Chapter: 3. On Writing the History of "Shinto"

DOI: 10.1558/equinox.39483

Blurb:

This essay surveys recent approaches to writing “Shinto history,” and reflects on the problems that are inherent in this genre. Does the very notion of a Shinto history force writers to adopt a particular perspective on the past, due to the semantic and discursive structure of the concept of Shinto itself? Is it possible to write a Shinto history without constructing, once again and in new words, that same ideological concept – even while one is determined not to fall into this trap? Can the genre of Shinto history be reinvented and saved from this conundrum?
The second part of the essay seeks to gain a new perspective on Shinto historiography by comparative means. Shinto is part of a family of national-religious categories that gained prominence in the nineteenth century, and Shinto history is a modern genre that arose to supply that category with a venerable past. It may be enlightening to analyse the dynamics of Shinto’s modern conceptualization through the lens of another such category from another cultural and political context. The attempt is therefore made here to view Shinto through the lens of its distant cousin Hinduism.
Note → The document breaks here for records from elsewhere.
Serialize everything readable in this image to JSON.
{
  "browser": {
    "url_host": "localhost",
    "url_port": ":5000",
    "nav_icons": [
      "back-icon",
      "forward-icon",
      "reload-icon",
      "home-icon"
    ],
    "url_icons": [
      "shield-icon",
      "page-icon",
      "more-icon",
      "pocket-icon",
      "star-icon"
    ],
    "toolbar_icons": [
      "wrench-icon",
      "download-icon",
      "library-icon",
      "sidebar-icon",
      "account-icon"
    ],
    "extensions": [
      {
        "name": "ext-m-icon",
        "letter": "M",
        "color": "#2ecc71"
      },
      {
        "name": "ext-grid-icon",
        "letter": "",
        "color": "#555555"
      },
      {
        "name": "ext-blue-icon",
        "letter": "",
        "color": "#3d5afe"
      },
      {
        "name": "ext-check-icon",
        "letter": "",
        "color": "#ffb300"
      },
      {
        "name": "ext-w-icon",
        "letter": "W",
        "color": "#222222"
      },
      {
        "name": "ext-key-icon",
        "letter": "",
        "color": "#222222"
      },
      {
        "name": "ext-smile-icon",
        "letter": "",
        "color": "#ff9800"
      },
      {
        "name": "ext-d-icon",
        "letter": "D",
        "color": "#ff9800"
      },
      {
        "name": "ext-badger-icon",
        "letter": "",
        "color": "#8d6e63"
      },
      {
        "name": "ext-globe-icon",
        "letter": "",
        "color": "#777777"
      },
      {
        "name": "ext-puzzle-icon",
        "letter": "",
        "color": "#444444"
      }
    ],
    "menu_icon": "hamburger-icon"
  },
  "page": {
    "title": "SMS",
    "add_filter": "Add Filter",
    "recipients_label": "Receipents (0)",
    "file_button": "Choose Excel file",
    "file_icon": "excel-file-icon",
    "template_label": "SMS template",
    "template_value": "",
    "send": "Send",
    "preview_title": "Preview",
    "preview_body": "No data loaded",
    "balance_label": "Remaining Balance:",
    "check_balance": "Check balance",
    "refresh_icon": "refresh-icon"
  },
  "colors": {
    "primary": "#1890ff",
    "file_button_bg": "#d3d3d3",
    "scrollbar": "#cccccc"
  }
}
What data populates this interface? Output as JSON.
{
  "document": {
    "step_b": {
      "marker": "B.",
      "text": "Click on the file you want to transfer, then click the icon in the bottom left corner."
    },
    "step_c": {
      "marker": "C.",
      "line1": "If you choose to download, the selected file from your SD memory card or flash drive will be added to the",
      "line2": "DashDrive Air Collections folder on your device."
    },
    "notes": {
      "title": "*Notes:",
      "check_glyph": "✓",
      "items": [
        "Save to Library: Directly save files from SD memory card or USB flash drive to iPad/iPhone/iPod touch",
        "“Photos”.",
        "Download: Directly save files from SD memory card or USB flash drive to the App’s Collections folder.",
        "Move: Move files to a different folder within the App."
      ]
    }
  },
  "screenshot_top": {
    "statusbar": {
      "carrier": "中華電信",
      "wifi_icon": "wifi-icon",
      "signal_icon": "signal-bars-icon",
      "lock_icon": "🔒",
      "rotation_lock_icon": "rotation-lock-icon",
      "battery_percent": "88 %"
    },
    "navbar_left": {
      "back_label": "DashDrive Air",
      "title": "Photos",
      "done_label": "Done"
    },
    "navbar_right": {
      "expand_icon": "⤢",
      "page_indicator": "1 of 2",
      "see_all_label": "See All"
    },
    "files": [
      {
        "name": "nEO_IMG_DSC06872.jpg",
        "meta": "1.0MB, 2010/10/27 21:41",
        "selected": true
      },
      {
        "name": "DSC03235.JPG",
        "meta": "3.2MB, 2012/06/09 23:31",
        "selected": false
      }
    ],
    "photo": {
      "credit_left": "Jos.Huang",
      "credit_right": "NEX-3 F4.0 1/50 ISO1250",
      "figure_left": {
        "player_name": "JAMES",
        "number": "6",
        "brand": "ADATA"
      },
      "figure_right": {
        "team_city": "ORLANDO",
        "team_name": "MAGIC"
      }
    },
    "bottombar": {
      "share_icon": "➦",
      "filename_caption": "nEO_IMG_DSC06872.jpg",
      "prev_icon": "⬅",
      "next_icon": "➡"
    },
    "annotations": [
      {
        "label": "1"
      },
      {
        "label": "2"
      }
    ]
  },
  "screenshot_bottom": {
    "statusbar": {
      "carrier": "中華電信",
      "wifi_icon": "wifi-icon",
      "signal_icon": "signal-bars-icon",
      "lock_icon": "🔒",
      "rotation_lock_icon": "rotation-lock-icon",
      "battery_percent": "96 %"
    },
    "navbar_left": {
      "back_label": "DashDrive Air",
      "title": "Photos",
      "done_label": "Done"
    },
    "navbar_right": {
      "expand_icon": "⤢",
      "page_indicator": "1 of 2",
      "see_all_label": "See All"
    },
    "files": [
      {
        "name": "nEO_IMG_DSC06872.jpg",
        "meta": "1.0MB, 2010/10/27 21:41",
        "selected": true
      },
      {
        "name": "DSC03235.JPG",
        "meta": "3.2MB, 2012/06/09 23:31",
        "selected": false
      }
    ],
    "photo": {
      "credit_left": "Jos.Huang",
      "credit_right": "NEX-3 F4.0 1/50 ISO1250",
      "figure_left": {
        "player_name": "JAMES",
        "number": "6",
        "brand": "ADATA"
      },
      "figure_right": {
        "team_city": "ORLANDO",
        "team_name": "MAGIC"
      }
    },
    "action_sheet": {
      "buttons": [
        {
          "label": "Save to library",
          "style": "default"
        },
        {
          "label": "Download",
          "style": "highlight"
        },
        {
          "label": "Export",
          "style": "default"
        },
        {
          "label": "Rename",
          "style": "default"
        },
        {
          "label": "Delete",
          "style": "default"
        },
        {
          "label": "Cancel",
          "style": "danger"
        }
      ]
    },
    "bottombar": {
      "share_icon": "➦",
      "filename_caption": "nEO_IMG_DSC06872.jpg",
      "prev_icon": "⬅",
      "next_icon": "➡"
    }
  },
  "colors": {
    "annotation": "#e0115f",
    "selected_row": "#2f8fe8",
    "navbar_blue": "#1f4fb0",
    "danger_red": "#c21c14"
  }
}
Chapter Contributors

  • Marcus Teeuwen (m.j.teeuwen@ikos.uio.no - mteeuwen) 'University of Oslo'